Personal Letter from an Officer of 1st Airborne, Operation Doomsday, Norway May - August 1945
11 pages (double sided), neatly written, much personal stuff and family related chat but some interesting information from a man on the ground about the events in Norway following the German's surrender. The letter is to a Sunderland address in County Durham, to the mother of a Lieutenant Oswald A Robinson of the 1st Border Regiment, 1st Airborne Division, Zone 1 B.L.A. and dated 9th June 1945. The envelope carries a Field Post Office Stamp 343.
In page 2 of his letter he comments on an 'insidious little article' sent to him on 4th June entitled 'Nazis loot while Norway Starves', condemning most of the assertions in it as 'absolute tummy rot' although he does acknowledge that they were significantly out-numbered in Norway, but he was certain they could hold their own if need be until reinforcements were brought in. He states 'unfortunately' they had been told to treat the Germans with respect, mainly because the administration of all their camps, including medical services, supplies etc, remained in German hands and for the Allies to take this one would require tens of thousands more troops. He also refutes that supplies and bulky loot were being shipped out of Norway, and no German ships had been allowed to leave. The Germans were using their own reserves of food supplies and were not being supplied by either the British or Norwegians. He also refuted that the Germans had been allowed to retain their arms, claiming it as a damn right lie as he had personally supervised the disarming of several German units, and he thought this was now complete. They were, he admits, allowed a certain percentage of rifles to maintain discipline in their own camps which he considered sensible as "if 500,000 Germans started rambling all over the country then they would be much more of a menace to us than they are at present. They are allowed to retain 2 rifles per 100 men for enforcing order."
He carries on in this vein for the next 6 pages, claiming a "red beret is a passport to the friendliness and hospitality of the Norwegians." From page 8 to the concluding page 11, he reverts to family chat, but ends with enclosing a 'German SS flash'. Sadly this was no longer with the letter when acquired.
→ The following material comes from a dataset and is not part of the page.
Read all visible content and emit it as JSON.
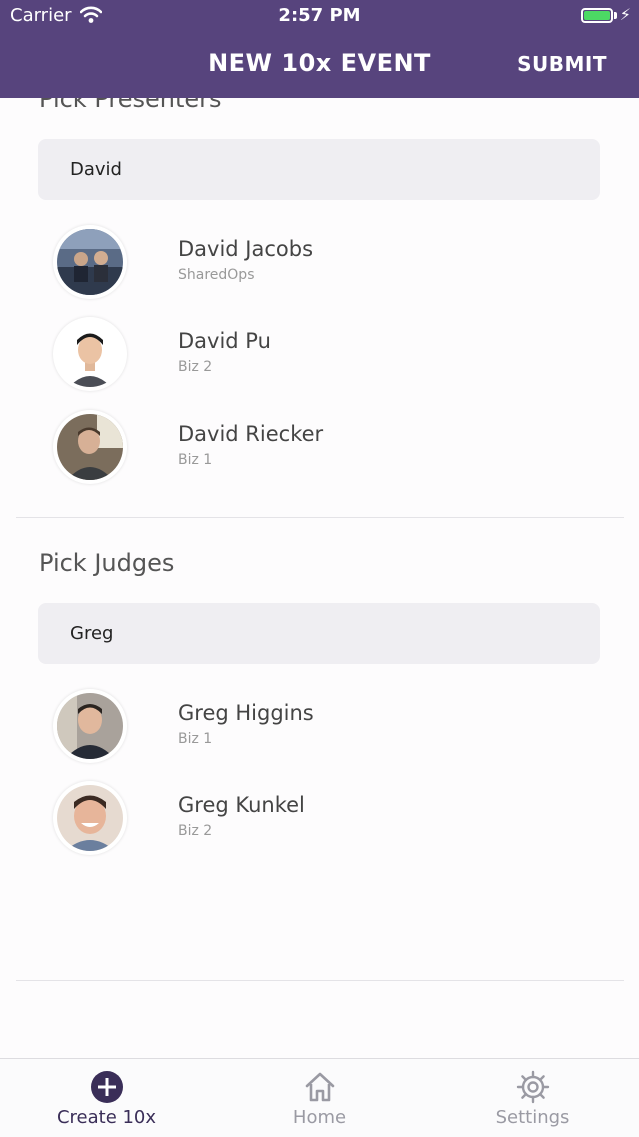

A fascinating personal account from a junior airborne officer 'on the ground' in the month after the surrender of Norway and active in Operation Doomsday.
In Operation Doomsday, the British 1st Airborne Division acted as a police and military force during the Allied occupation of Norway in May 1945, immediately after the victory in Europe during the Second World War. The division maintained law and order until the arrival of the remainder of Force 134, the occupation force. During its time in Norway, the division was tasked with supervising the surrender of the German forces in Norway, as well as preventing the sabotage of vital military and civilian facilities.
The German Instrument of Surrender was delivered on 8 May, and the 1st Airborne Division landed near Oslo and Stavanger between 9 May and 11 May. The majority of the transport aircraft carrying the division landed safely, but three planes crashed with a number of fatalities. The division encountered little of the expected German resistance. Operational duties included welcoming back King Haakon VII of Norway, looking after Allied ex-prisoners of war, arresting war criminals and supervising the clearing of minefields. The division returned to Britain at the end of August and disbanded two months later.